--- Task material Enclosed Below ---
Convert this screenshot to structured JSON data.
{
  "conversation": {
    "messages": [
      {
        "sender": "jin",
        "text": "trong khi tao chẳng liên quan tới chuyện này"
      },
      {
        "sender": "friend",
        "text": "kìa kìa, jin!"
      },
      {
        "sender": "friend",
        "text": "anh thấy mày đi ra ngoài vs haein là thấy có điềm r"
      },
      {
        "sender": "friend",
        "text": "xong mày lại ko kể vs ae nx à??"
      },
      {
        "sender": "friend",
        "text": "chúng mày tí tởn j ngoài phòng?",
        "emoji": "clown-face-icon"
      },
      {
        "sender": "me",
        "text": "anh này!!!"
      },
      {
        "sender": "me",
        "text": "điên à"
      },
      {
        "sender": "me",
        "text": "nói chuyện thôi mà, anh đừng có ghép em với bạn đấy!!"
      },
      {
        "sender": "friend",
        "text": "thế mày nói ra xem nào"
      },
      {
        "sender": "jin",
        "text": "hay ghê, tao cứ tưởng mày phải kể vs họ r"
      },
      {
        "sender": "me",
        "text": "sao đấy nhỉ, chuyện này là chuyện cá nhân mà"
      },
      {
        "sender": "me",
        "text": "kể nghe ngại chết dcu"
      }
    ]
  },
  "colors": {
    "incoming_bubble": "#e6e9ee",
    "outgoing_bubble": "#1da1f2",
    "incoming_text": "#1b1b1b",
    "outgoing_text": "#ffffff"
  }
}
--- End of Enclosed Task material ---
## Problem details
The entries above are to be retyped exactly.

## Output for this exercise
Convert this screenshot to structured JSON data.
{
  "conversation": {
    "messages": [
      {
        "sender": "jin",
        "text": "trong khi tao chẳng liên quan tới chuyện này"
      },
      {
        "sender": "friend",
        "text": "kìa kìa, jin!"
      },
      {
        "sender": "friend",
        "text": "anh thấy mày đi ra ngoài vs haein là thấy có điềm r"
      },
      {
        "sender": "friend",
        "text": "xong mày lại ko kể vs ae nx à??"
      },
      {
        "sender": "friend",
        "text": "chúng mày tí tởn j ngoài phòng?",
        "emoji": "clown-face-icon"
      },
      {
        "sender": "me",
        "text": "anh này!!!"
      },
      {
        "sender": "me",
        "text": "điên à"
      },
      {
        "sender": "me",
        "text": "nói chuyện thôi mà, anh đừng có ghép em với bạn đấy!!"
      },
      {
        "sender": "friend",
        "text": "thế mày nói ra xem nào"
      },
      {
        "sender": "jin",
        "text": "hay ghê, tao cứ tưởng mày phải kể vs họ r"
      },
      {
        "sender": "me",
        "text": "sao đấy nhỉ, chuyện này là chuyện cá nhân mà"
      },
      {
        "sender": "me",
        "text": "kể nghe ngại chết dcu"
      }
    ]
  },
  "colors": {
    "incoming_bubble": "#e6e9ee",
    "outgoing_bubble": "#1da1f2",
    "incoming_text": "#1b1b1b",
    "outgoing_text": "#ffffff"
  }
}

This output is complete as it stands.